The concept of net neutrality is idealistic, but it's been fairly resilient over the nearly 20 years since I got my first dial-up account. It asserts that all content receives the same treatment — it doesn't matter if it's a cats-in-dresses Tumblr page or Amazon.com. The Federal Communications Commission, which supports net neutrality as policy, could appeal the ruling and possibly take the case to the U.S. Supreme Court.
But nothing is exactly as it seems, particularly in the new frontier of streaming video. While Netflix stock took a slight hit on the news of the ruling, the story of net neutrality is probably not over.
As Derek Thompson noted at TheAtlantic.com, the service providers could take the brunt of the bad will if Netflix streams slow to a trickle. If the ruling stands and companies such as Verizon, Comcast, Time-Warner Cable and Cox Communications can charge Netflix or Amazon extra for their bandwidth consumption, and those companies refuse to pay the premium, then both sides are responsible for that annoying “buffering” circle in the center of users' televisions. But which side traditionally gets the blame in these scenarios? Usually, people start screaming epithets at their ISPs, even if the reality is not that simple.
Still, there are other variables at play. At this point, no one knows how much the ISPs would charge Netflix and other high-volume Web entities, though USA Today cited one analyst from Stifel Nicolaus as estimating that Netflix might incur up to $100 million in additional costs.
Given how flush both companies were at the close of 2013, Netflix and Amazon might just pay the higher rates and pass the cost along by hiking their monthly subscription by about the cost of a soda, and life goes on as usual. Furthermore, Thompson floated the idea that the FCC, bolstered by new regulatory power, could just make ISPs public utilities, which then would be required to deliver for everyone without discriminating.
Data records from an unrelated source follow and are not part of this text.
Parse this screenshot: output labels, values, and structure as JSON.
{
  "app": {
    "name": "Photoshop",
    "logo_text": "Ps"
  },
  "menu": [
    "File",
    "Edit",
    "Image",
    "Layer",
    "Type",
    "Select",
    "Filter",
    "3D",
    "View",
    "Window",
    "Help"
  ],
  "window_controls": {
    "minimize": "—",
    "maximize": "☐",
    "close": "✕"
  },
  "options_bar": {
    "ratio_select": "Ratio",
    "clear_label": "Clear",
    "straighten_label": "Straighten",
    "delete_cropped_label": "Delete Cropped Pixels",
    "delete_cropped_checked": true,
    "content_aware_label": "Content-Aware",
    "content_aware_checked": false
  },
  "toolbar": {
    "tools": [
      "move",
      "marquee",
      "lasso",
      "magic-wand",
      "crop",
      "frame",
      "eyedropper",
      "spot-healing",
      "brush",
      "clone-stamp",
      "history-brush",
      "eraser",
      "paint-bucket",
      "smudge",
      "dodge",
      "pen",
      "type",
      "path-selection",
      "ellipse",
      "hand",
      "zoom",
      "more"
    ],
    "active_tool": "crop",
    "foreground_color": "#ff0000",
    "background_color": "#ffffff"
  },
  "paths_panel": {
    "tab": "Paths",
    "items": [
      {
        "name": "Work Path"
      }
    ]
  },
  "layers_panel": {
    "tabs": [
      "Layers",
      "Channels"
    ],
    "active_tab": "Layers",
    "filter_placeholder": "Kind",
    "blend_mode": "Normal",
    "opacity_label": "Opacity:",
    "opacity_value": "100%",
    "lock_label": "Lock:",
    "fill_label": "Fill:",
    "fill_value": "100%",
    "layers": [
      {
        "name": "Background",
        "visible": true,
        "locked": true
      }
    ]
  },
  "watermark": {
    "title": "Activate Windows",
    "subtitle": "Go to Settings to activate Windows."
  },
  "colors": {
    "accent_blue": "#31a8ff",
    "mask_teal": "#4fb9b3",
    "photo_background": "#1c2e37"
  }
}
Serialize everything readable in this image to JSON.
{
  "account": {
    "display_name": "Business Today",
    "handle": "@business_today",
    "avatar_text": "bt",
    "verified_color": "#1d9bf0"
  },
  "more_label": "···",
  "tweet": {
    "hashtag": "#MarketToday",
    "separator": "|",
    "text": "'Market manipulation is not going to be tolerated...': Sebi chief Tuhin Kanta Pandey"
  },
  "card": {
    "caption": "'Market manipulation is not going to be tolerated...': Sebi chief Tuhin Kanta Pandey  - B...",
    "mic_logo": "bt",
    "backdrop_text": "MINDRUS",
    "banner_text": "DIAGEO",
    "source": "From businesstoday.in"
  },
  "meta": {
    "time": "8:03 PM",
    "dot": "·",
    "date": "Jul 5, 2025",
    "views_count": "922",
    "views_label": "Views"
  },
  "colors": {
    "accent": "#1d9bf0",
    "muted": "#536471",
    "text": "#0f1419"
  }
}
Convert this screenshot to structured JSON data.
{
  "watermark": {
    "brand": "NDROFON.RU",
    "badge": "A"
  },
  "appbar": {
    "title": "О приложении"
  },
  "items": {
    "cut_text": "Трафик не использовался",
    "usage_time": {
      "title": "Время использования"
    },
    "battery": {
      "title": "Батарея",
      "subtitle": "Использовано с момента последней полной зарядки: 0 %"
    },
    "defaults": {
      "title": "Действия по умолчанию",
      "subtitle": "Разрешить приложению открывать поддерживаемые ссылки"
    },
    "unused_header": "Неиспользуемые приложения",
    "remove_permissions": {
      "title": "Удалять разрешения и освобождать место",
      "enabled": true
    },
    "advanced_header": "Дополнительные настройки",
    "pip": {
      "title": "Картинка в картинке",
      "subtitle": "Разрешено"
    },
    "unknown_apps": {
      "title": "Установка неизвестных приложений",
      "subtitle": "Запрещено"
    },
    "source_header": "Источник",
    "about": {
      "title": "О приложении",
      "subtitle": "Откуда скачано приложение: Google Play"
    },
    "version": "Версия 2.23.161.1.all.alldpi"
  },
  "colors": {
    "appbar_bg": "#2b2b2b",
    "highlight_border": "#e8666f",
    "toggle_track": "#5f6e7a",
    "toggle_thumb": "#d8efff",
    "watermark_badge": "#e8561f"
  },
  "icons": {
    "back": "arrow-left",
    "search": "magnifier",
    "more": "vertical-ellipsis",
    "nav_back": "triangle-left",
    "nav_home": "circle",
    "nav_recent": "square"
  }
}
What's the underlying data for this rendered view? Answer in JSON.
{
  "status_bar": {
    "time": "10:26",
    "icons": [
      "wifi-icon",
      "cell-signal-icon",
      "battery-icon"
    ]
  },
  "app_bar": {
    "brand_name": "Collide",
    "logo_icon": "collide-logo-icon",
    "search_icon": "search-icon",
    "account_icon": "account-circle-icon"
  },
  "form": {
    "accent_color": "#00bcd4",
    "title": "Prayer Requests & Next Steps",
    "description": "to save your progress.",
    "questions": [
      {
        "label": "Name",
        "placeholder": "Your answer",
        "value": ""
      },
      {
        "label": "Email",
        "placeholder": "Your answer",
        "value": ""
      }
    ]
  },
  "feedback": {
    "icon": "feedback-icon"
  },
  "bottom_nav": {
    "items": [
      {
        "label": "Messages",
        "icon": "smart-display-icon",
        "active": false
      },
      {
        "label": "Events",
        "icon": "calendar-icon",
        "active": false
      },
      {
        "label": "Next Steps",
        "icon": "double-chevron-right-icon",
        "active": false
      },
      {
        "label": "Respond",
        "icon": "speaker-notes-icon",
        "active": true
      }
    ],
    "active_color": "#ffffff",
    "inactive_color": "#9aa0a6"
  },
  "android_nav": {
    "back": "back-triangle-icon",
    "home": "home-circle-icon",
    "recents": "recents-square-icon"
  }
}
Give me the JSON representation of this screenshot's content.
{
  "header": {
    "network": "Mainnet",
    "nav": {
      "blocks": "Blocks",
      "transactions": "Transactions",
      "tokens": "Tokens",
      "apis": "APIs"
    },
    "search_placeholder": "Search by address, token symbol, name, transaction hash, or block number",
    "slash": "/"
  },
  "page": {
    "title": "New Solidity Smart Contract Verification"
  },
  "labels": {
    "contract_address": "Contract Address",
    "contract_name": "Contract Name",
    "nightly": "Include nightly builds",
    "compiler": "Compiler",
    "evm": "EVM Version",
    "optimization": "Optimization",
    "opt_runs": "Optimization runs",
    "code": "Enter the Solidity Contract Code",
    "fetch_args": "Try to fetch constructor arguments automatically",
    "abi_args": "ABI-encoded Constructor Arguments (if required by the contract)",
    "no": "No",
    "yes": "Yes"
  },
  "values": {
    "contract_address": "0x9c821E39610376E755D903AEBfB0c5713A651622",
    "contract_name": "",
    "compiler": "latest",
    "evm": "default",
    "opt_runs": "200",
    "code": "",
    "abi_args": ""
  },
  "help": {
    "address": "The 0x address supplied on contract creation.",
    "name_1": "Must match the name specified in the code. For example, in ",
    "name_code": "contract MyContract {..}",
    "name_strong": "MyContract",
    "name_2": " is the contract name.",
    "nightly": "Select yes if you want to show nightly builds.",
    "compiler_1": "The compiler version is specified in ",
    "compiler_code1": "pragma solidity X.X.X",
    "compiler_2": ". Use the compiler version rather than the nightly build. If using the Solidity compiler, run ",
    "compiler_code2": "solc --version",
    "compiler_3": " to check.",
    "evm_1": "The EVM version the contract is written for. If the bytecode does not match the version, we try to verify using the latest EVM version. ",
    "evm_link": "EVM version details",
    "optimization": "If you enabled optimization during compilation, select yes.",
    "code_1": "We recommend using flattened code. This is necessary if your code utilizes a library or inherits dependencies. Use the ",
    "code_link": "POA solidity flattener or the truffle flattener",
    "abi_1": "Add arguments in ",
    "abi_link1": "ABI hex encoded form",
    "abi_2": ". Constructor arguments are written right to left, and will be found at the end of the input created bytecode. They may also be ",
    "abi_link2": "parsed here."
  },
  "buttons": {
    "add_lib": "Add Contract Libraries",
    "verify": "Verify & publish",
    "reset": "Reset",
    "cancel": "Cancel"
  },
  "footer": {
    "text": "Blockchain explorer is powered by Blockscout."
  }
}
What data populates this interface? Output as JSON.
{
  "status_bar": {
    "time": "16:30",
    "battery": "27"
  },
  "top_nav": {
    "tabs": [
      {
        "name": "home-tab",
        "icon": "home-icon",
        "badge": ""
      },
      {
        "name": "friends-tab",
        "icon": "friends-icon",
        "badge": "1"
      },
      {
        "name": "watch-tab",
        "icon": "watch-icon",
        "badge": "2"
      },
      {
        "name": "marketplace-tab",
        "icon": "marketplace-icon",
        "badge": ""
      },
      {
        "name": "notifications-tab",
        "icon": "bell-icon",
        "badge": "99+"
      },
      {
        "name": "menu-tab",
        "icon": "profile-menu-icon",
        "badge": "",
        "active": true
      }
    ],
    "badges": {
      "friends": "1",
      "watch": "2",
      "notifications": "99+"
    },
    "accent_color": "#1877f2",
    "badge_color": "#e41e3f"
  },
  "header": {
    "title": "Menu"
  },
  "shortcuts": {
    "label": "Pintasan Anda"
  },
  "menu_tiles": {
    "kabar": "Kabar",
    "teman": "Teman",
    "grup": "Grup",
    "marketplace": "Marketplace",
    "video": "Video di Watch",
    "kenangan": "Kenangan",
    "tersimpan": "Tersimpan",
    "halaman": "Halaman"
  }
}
This would effectively preserve at least the basic function of net neutrality.
But there are no obvious outcomes. For Netflix, this story is still buffering.